    Have a great time! We'll just miss you - arriving on April 10th for 9 nights.

    ---------- Post added March 17th, 2014 at 08:21 PM ----------

    I've stayed there 4 times - nobody ever told me not to tip. I was once asked to make a contribution to an employee "emergency" or some such fund at the desk, but certainly have never been discouraged in any way from tipping. We don't tip big, but we tip a little very regularly. A wet dollar bill or 3 at the pool bar every day and a few at each meal seem, to us, to be appreciated and make a difference. I actually bring a stack of singles with me every trip for this. Again, YMMV.
     
  6. Mike

    Mike Great White

    # of Dives: 100 - 199
    Location: Denver, Colorado
    3,952
    2,729
    113
    Totally agree. Can't understand the draw to stay somewhere where you're a square peg in a round hole.
     
  7. LoveOceanicGears

    LoveOceanicGears Nassau Grouper

    # of Dives: 100 - 199
    Location: Physically: New Jersey, USA. Mentally: Cozumel, MX
    97
    52
    18
    I have been to Cozumel 3 times, and we stay at Palace each time. When having dinner at Turquesa, I wear a long pants and a polo shirt, or a T shirt (no funky graphics), with sneakers. I was never turned away because of my dressing.

    When dinning at Bugambilias (Mexican) or Momo No Hana (Oriental), I always wear short pants and flip flops. And never encounter any problem.

    Although Palace says tips are included in the room rate, I still tip maids and waiters everyday. I even tip the grill ladies who cook my breakfast and lunch the day before I leave.
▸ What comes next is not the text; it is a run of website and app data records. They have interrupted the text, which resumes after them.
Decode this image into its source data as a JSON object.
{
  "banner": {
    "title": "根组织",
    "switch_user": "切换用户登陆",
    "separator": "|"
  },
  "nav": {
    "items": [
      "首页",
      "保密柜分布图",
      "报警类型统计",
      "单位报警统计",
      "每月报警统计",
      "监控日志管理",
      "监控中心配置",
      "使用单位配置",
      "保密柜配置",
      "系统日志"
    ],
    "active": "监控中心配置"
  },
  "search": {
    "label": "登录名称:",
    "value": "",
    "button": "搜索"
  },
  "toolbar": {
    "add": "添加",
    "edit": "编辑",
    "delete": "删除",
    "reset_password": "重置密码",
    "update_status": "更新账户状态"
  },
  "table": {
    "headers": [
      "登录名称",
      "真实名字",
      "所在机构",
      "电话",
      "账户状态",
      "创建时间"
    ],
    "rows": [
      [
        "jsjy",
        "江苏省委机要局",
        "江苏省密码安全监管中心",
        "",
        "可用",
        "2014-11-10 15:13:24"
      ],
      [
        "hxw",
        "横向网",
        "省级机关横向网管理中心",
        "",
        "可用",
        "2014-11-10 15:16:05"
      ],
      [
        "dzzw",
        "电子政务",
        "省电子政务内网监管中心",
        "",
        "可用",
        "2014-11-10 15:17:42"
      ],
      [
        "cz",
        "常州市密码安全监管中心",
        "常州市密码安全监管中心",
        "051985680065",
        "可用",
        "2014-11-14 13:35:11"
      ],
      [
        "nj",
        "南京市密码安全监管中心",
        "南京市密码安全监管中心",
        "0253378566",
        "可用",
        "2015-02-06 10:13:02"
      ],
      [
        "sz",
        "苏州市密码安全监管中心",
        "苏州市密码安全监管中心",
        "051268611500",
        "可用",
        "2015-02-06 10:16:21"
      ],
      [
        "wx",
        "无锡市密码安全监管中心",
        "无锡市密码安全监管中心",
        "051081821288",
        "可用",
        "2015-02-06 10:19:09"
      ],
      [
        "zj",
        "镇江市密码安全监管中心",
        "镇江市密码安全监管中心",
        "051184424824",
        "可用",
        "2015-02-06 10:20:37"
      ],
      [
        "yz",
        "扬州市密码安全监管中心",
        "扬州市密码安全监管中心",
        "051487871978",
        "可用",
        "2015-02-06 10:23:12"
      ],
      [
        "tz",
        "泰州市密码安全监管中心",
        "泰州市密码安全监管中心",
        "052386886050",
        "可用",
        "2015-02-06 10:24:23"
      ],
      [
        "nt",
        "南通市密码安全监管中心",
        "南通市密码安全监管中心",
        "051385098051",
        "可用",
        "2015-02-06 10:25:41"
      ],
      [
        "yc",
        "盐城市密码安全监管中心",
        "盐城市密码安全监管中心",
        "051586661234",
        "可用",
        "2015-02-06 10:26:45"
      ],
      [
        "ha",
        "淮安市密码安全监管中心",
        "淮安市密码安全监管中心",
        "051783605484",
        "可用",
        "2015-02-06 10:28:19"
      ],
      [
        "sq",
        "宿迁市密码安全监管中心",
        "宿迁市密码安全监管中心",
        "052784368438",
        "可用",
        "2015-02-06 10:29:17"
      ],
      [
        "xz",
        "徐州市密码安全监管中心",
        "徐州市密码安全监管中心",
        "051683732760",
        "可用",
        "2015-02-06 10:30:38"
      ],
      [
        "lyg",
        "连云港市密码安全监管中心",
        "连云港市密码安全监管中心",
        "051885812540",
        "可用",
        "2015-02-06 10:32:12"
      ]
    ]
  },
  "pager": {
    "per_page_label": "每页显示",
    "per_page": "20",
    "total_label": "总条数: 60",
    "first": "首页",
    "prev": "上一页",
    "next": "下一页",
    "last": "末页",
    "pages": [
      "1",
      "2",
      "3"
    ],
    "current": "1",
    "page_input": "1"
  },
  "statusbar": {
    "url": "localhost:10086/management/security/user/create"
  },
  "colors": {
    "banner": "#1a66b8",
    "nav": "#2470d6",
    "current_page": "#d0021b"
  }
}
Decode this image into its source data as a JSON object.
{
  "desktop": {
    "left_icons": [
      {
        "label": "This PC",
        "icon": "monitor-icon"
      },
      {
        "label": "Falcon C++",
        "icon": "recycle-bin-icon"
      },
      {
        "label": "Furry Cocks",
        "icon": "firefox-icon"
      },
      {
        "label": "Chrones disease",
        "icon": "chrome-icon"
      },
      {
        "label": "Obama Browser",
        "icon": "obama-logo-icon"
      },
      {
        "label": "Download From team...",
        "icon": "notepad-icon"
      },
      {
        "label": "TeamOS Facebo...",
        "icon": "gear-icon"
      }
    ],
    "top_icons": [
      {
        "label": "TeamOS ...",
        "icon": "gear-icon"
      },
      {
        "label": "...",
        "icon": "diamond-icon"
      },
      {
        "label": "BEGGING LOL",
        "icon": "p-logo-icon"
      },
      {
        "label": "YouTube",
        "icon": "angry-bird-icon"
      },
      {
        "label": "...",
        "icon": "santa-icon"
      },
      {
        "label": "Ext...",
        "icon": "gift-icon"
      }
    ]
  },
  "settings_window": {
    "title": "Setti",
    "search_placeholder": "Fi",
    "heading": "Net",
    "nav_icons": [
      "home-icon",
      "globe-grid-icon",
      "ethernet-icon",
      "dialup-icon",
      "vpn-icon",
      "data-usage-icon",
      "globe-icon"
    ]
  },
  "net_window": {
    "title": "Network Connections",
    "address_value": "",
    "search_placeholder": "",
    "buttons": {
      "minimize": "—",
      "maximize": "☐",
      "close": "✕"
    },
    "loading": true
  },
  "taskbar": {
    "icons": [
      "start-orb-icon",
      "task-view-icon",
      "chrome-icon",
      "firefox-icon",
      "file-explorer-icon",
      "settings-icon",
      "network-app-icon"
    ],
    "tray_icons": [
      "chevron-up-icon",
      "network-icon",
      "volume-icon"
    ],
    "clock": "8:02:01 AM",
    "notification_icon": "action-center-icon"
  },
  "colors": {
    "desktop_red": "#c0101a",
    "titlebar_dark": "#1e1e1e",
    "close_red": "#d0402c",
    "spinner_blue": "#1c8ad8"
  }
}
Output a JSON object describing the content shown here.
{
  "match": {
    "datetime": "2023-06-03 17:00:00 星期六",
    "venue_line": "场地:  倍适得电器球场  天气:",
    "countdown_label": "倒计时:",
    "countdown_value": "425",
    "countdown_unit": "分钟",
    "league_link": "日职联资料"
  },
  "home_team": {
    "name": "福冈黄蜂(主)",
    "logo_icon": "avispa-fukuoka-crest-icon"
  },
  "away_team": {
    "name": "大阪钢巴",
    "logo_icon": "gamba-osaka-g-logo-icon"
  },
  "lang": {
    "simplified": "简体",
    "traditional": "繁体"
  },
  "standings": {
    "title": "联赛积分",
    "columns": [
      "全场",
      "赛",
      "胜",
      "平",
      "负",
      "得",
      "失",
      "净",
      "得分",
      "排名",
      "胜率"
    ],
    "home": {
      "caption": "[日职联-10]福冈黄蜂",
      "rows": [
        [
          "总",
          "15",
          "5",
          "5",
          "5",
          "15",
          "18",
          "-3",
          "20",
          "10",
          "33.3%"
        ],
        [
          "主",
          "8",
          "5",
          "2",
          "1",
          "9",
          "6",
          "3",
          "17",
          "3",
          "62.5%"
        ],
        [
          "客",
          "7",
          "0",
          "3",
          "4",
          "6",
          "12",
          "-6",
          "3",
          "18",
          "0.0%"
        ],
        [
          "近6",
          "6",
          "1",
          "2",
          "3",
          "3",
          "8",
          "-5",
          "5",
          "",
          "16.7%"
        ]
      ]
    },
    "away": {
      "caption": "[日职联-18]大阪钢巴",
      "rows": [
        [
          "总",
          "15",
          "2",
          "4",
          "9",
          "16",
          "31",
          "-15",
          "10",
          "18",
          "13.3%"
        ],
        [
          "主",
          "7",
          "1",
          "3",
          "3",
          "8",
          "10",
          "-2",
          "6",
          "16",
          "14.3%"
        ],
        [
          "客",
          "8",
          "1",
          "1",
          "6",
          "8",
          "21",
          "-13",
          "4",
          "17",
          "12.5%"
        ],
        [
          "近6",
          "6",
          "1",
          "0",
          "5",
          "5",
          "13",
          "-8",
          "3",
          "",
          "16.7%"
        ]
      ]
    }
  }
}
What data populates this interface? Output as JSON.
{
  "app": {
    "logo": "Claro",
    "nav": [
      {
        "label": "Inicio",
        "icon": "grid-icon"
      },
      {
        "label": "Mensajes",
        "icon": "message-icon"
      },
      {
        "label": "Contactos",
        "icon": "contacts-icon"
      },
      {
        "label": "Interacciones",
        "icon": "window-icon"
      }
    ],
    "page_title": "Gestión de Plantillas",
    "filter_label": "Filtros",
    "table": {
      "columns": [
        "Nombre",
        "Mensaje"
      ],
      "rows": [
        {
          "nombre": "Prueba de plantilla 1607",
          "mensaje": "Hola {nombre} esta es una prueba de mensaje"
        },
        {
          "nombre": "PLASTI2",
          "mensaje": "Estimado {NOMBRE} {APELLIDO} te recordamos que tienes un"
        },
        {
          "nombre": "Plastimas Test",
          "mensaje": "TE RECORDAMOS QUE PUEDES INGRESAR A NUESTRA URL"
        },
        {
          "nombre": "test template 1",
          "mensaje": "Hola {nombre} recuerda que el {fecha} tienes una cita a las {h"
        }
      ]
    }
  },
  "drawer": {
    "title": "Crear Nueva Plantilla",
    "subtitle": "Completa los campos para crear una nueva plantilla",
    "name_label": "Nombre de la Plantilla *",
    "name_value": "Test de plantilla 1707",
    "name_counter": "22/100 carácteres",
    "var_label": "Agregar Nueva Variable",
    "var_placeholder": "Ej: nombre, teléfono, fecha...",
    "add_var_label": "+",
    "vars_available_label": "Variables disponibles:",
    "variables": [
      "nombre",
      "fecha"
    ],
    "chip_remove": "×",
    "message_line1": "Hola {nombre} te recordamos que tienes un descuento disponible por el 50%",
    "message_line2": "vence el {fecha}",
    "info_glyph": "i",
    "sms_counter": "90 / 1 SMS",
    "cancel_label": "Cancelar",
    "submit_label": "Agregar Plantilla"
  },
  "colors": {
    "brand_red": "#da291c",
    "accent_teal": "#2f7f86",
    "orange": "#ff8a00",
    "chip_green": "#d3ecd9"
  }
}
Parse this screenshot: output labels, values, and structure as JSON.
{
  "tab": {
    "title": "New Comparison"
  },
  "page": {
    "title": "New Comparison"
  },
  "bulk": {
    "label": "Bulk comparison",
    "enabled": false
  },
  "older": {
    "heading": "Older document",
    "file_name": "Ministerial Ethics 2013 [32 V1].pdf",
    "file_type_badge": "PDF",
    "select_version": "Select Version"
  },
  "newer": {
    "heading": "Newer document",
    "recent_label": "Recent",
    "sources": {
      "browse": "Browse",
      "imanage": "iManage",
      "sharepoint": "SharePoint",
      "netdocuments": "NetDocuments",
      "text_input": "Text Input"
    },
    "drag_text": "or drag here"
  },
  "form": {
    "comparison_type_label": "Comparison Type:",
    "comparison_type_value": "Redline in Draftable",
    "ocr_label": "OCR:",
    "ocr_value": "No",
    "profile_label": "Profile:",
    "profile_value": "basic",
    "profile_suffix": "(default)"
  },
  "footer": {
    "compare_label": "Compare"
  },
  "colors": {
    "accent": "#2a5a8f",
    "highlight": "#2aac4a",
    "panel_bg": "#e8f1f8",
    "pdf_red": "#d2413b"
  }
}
Everyone there works hard to provide us top notch services and an enjoyable vacation, and I don't see any reasons not to tip for their excellent services.

    During my last stay, one night I bumped into one of the waiter on street. We had a nice chat, and he expressed his sincere appreciation for the generosity tourists bring to Cozumel. As a result, people in Cozumel can make more and have a better life than people in Yucatan.
     
  8. Barrod

    Barrod Nassau Grouper

    # of Dives: 25 - 49
    Location: Washington, District of Columbia, United States
    124
    37
    0
    Haha WTF??? I think wearing your big boy pants to sit down evening meals is a classy and common sense thing everywhere in the civilized world. Just becsuse its your vacation doesnt mean you leave your manners up north with your pants...
     
  9. Scubagolf

    Scubagolf ScubaBoard Supporter ScubaBoard Supporter

    # of Dives: 200 - 499
    Location: Sacramento, California, USA
    1,229
    260
    83
    If a given restaurant wants a dress code, no problem. We've stayed at the palace and really enjoyed it. But the Palace interior is marble and A/C. Most dive resorts in tropical locales are pretty casual and Tommy Bahama style knee length shorts and a nice shirt is fine. Fiji to Palau to Tahiti to wherever.
     
  10. Mossman

    Mossman Solo Diver

    # of Dives: 500 - 999
    Location: SoCal
    3,414
    1,287
    113
    I meant at dive resorts (which Cozumel Palace technically qualifies as since they have an onsite shop). One would look pretty out of place sitting down a barefoot & shorts beach restaurant in a three-piece.

    Fiji to Palau to Tahiti to wherever, long pants are less common. Latin Americans tend to be classier than Americans when they dress for dinner.

    Another exception is Hawaii, where there are plenty of restaurants with a long pants and shoes dress code, though an aloha shirt is appropriate just about anywhere.

    ---------- Post added March 18th, 2014 at 08:38 AM ----------

    Secrets Aura has a long pants code for two of its restaurants, one of which has outside seating and the other seemed more hot and humid inside than out because they kept the door open most of the time. It was kind of miserable, but I felt better when I saw them harrassing a guy who tried to get in wearing shorts while I was seated and sipping my cold margarita. And the big plus is you don't have to worry about spraying your legs with mosquito spray.
     

Share This Page